But the damage doesn't stop there.

The marriage penalty also makes a comeback, and the capital gains tax will jump 33% — to 20% from 15%. The tax on dividends will go all the way from 15% to 39.6% — a 164% increase.

Both the cap-gains and dividend taxes will go up further in 2013 as the health care reform adds a 3.8% Medicare levy for individuals making more than $200,000 a year and joint filers making more than $250,000. Other tax hikes include: halving the child tax credit to $500 from $1,000 and fixing the standard deduction for couples at the same level as it is for single filers.

Letting the Bush cuts expire will cost taxpayers $115 billion next year alone, according to the Congressional Budget Office, and $2.6 trillion through 2020.

But even more tax headaches lie ahead. This "second wave" of hikes, as Americans for Tax Reform puts it, are designed to pay for ObamaCare and include:

The Medicine Cabinet Tax. Americans, says ATR, "will no longer be able to use health savings account, flexible spending account, or health reimbursement pretax dollars to purchase nonprescription, over-the-counter medicines (except insulin)."

The HSA Withdrawal Tax Hike. "This provision of ObamaCare," according to ATR, "increases the additional tax on nonmedical early withdrawals from an HSA from 10% to 20%, disadvantaging them relative to IRAs and other tax-advantaged accounts, which remain at 10%."

Brand Name Drug Tax. Makers and importers of brand-name drugs will be liable for a tax of $2.5 billion in 2011. The tax goes to $3 billion a year from 2012 to 2016, then $3.5 billion in 2017 and $4.2 billion in 2018. Beginning in 2019 it falls to $2.8 billion and stays there. And who pays the new drug tax? Patients, in the form of higher prices.

Economic Substance Doctrine.

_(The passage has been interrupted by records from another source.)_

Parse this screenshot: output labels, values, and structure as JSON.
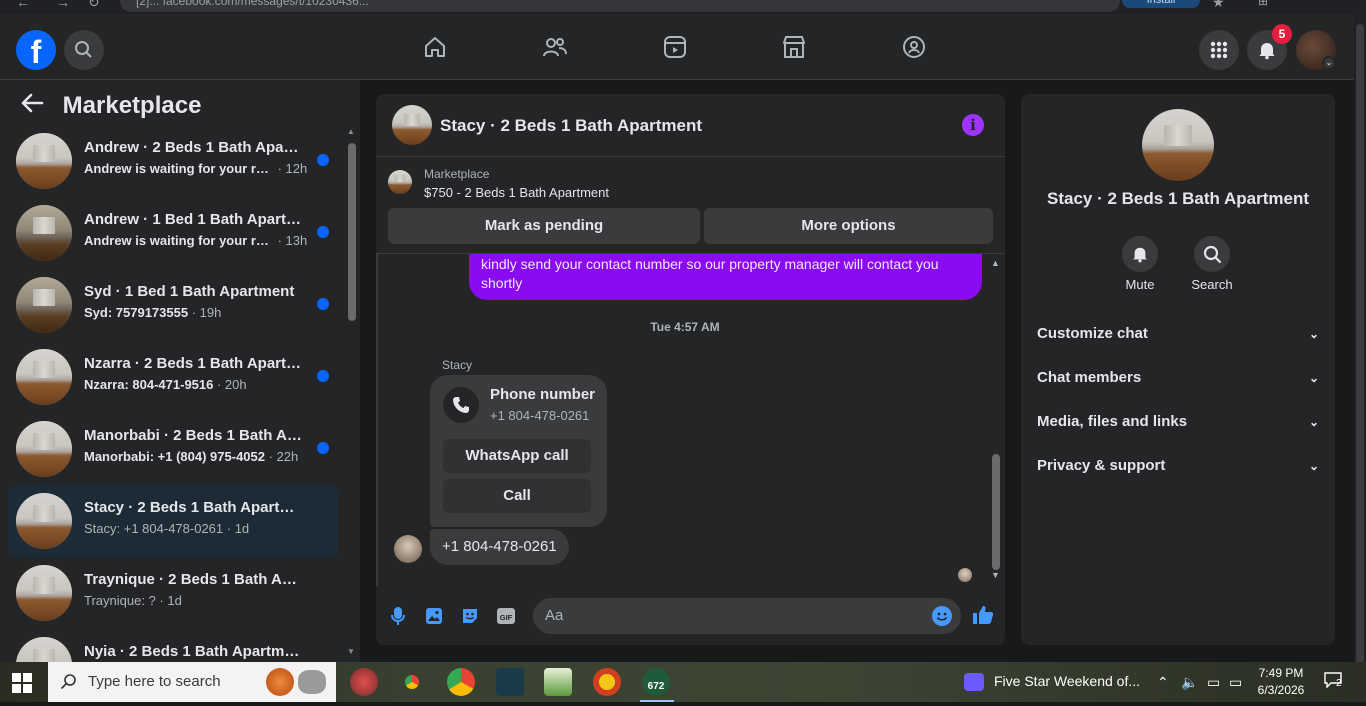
{
  "browser": {
    "url_fragment": "[2]... facebook.com/messages/t/10230436...",
    "install_label": "Install"
  },
  "left": {
    "title": "Marketplace",
    "conversations": [
      {
        "title": "Andrew · 2 Beds 1 Bath Apart...",
        "message": "Andrew is waiting for your res...",
        "time": " · 12h",
        "unread": true
      },
      {
        "title": "Andrew · 1 Bed 1 Bath Apartm...",
        "message": "Andrew is waiting for your res...",
        "time": " · 13h",
        "unread": true
      },
      {
        "title": "Syd · 1 Bed 1 Bath Apartment",
        "message": "Syd: 7579173555",
        "time": " · 19h",
        "unread": true
      },
      {
        "title": "Nzarra · 2 Beds 1 Bath Apartm...",
        "message": "Nzarra: 804-471-9516",
        "time": " · 20h",
        "unread": true
      },
      {
        "title": "Manorbabi · 2 Beds 1 Bath Apa...",
        "message": "Manorbabi: +1 (804) 975-4052",
        "time": " · 22h",
        "unread": true
      },
      {
        "title": "Stacy · 2 Beds 1 Bath Apartment",
        "message": "Stacy: +1 804-478-0261",
        "time": " · 1d",
        "unread": false
      },
      {
        "title": "Traynique · 2 Beds 1 Bath Apart...",
        "message": "Traynique: ?",
        "time": " · 1d",
        "unread": false
      },
      {
        "title": "Nyia · 2 Beds 1 Bath Apartment",
        "message": "",
        "time": "",
        "unread": false
      }
    ]
  },
  "top": {
    "notification_count": "5"
  },
  "chat": {
    "title": "Stacy · 2 Beds 1 Bath Apartment",
    "listing_label": "Marketplace",
    "listing_title": "$750 - 2 Beds 1 Bath Apartment",
    "mark_pending": "Mark as pending",
    "more_options": "More options",
    "outgoing_message": "kindly send your contact number so our property manager will contact you shortly",
    "timestamp": "Tue 4:57 AM",
    "sender": "Stacy",
    "card_label": "Phone number",
    "card_value": "+1 804-478-0261",
    "card_whatsapp": "WhatsApp call",
    "card_call": "Call",
    "incoming_message": "+1 804-478-0261",
    "input_placeholder": "Aa"
  },
  "info": {
    "name": "Stacy · 2 Beds 1 Bath Apartment",
    "mute": "Mute",
    "search": "Search",
    "rows": [
      "Customize chat",
      "Chat members",
      "Media, files and links",
      "Privacy & support"
    ]
  },
  "taskbar": {
    "search_placeholder": "Type here to search",
    "media_title": "Five Star Weekend of...",
    "time": "7:49 PM",
    "date": "6/3/2026",
    "notification_count": "2",
    "app_badge": "672"
  },
  "colors": {
    "accent": "#0866ff",
    "outgoing_bubble": "#8a0bf0",
    "info_icon": "#a033ff",
    "background": "#18191a"
  }
}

ATR reports that "The IRS is now empowered to disallow perfectly legal tax deductions and maneuvers merely because it judges that the deduction or action lacks 'economic substance.'"

A third and final (for now) wave, says ATR, consists of the alternative minimum tax's widening net, tax hikes on employers and the loss of deductions for tuition:

• The Tax Policy Center, no right-wing group, says that the failure to index the AMT will subject 28.5 million families to the tax when they file next year, up from 4 million this year.

• "Small businesses can normally expense (rather than slowly deduct, or 'depreciate') equipment purchases up to $250,000," says ATR. "This will be cut all the way down to $25,000. Larger businesses can expense half of their purchases of equipment. In January of 2011, all of it will have to be 'depreciated.'"

• According to ATR, there are "literally scores of tax hikes on business that will take place," plus the loss of some tax credits. The research and experimentation tax credit will be the biggest loss, "but there are many, many others. Combining high marginal tax rates with the loss of this tax relief will cost jobs."

• The deduction for tuition and fees will no longer be available and there will be limits placed on education tax credits. Teachers won't be able to deduct their classroom expenses and employer-provided educational aid will be restricted. Thousands of families will no longer be allowed to deduct student loan interest.

Then there's the tax on Americans who decline to buy health care insurance (the tax the administration initially said wasn't a tax but now argues in court that it is) plus a 3.8% Medicare tax beginning in 2013 on profits made in real estate transactions by wealthier Americans.

Not all Americans may fully realize what's in store come Jan. 1. But they should have a pretty good idea by the mid-term elections, and members of Congress might take note of our latest IBD/TIPP Poll (summarized above).

Fifty-one percent of respondents favored making the Bush cuts permanent vs. 28% who didn't. Republicans were more than 4 to 1 and Independents more than 2 to 1 in favor. Only Democrats were opposed, but only by 40%-38%.

The cuts also proved popular among all income groups — despite the Democrats' oft-heard assertion that Bush merely provided "tax breaks for the wealthy." Fact is, Bush cut taxes for everyone who paid them, and the cuts helped the nation recover from a recession and the worst stock-market crash since 1929.

Maybe, just maybe, Americans remember that — and will not forget come Nov. 2.


Make Mine Freedom - 1948

American Form of Government

Who's on First? Certainly isn't the Euro.